Use of spas continued after the Ottoman conquest in the 15th century. The Ottomans added the specific architecture, which included Turkish baths, or hamams and specific oriental ornamentation of the spa objects. After visiting Ovčar Banja in 1664, Ottoman traveler Evliya Çelebi wrote that 40,000 to 50,000 people visit during the summer ("watermelon") season, but also described the spa as the location of numerous fairs and as a major trading place. Some of the hamams survived until today, like in Sokobanja, while several are still in use (Brestovačka Banja [sr], Novopazarska Banja). Hills east of Belgrade remained popular excursion sites during the Ottoman period. Upper classes built numerous summer houses, especially on the Ekmekluk Hill, today known as Zvezdara.
By the 2020s, the second most visited tourist attraction in Belgrade, providing one third of foreign currency income for the city, was the bohemian quarter Skadarlija, a vintage street dotted with kafanas. The very first kafana in Belgrade, an oriental-style bistro, was opened in 1522 and was arguable the oldest venue of that type in Europe. It served only Turkish coffee, but later some offered nargile also. Despite frequent Ottoman–Habsburg wars in the 17th and 18th century, and change of occupational rulers in Belgrade and northern Serbia, the number of kafanas was always high.
As Serbia remained on the main trading route connecting Middle East and western Europe, the hospitality venues along the roads continued to develop. During the Ottoman period, the caravans grew bigger, involving new animals, so the caravans of 500-650 camels were recorded. When Çelebi visited Belgrade in 1661, he counted 21 khans and 6 caravanserais. The largest was the Caravanserai of Sokollu Mehmed Pasha which had "160 chimneys", while some of the larger ones even had harem sections.
Early roots of modern tourism in Serbia can be traced to the 19th century. Serbian government, and the rulers personally, actively participated in development of the spas, by hiring foreign geologists to survey the spa waters and sending medics to the newly formed spa centers. In time, they attracted foreign visitors, mostly from Austria-Hungary and Greece. Until World War I, Banja Koviljača, Niška Banja and Vranjska Banja emerged as the most visited spas, though Vrnjačka Banja, Sokobanja and Ribarska Banja are considered to be among the oldest.
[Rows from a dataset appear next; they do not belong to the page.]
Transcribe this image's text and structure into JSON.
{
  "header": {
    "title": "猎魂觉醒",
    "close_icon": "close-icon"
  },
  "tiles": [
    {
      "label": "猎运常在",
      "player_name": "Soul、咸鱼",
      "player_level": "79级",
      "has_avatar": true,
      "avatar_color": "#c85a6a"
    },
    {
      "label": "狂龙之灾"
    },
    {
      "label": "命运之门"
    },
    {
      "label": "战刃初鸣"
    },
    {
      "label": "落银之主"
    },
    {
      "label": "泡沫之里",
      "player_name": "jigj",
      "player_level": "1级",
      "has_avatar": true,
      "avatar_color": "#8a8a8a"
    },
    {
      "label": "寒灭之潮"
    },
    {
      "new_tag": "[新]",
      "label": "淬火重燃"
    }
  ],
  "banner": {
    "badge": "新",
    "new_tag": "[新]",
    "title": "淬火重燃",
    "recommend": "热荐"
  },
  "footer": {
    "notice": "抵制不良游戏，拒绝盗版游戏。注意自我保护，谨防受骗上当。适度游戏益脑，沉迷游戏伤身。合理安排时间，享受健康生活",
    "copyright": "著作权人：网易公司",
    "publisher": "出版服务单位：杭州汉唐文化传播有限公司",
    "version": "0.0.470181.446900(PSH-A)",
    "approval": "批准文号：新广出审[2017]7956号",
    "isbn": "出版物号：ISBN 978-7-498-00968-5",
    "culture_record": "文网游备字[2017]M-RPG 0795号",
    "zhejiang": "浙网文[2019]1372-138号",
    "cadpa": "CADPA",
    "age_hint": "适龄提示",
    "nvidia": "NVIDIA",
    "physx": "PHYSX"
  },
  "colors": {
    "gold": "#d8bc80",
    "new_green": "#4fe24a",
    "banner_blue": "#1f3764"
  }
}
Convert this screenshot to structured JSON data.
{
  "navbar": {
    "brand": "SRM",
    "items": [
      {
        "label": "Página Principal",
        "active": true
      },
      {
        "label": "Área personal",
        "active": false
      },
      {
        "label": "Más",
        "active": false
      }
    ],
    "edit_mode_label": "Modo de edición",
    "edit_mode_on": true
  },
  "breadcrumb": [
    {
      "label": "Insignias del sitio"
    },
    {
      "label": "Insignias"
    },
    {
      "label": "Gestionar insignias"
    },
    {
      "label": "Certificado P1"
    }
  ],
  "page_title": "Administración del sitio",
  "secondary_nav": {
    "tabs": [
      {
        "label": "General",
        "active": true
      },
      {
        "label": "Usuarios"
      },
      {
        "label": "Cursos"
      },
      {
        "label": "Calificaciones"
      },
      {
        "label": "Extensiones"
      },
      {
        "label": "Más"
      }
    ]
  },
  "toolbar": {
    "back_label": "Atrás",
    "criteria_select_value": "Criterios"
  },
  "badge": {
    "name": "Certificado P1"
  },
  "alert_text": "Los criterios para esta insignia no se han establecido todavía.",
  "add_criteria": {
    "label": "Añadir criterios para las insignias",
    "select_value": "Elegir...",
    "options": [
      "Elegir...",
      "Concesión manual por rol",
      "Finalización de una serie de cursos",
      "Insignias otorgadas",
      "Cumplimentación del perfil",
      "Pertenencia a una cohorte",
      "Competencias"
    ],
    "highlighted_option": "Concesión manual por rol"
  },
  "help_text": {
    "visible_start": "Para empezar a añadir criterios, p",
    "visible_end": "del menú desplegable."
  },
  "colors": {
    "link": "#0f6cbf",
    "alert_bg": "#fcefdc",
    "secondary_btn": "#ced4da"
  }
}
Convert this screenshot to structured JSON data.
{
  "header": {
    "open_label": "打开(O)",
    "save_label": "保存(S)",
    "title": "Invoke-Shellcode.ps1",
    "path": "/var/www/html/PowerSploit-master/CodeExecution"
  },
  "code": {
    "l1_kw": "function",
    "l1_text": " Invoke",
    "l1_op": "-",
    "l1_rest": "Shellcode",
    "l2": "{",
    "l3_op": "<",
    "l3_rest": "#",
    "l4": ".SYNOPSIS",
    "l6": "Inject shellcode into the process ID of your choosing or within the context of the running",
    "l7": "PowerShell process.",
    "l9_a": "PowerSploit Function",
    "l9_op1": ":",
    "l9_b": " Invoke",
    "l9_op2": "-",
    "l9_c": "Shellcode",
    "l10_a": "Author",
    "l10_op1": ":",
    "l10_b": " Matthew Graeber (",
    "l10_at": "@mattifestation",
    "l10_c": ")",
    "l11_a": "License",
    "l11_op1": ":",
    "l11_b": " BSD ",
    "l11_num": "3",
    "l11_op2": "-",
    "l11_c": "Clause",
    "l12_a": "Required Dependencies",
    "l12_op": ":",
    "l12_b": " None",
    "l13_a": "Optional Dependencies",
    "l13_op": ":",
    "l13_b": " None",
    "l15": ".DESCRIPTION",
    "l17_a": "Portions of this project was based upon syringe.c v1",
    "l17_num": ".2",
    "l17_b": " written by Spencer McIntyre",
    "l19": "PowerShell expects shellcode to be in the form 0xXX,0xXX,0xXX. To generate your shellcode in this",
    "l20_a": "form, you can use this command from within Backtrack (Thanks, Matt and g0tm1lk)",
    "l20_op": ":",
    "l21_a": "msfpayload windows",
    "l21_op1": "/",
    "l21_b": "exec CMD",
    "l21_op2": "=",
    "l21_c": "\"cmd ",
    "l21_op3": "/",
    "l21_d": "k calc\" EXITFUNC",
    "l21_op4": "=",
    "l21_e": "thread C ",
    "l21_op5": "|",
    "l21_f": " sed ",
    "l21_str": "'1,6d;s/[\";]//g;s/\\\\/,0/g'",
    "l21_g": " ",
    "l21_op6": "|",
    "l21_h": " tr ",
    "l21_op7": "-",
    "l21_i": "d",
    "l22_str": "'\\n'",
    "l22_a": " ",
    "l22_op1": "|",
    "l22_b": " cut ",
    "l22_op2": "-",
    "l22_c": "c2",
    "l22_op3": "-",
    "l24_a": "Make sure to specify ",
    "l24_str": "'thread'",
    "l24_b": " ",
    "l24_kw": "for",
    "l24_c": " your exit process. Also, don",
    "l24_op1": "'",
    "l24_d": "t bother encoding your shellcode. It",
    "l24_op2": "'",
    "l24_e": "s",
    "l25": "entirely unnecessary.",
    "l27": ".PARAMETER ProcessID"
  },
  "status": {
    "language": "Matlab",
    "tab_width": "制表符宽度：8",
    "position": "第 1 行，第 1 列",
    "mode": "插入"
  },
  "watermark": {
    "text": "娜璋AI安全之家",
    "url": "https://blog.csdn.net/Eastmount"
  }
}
Also popular was one of the latest discovered, Mataruška Banja, which was founded in the late 19th century.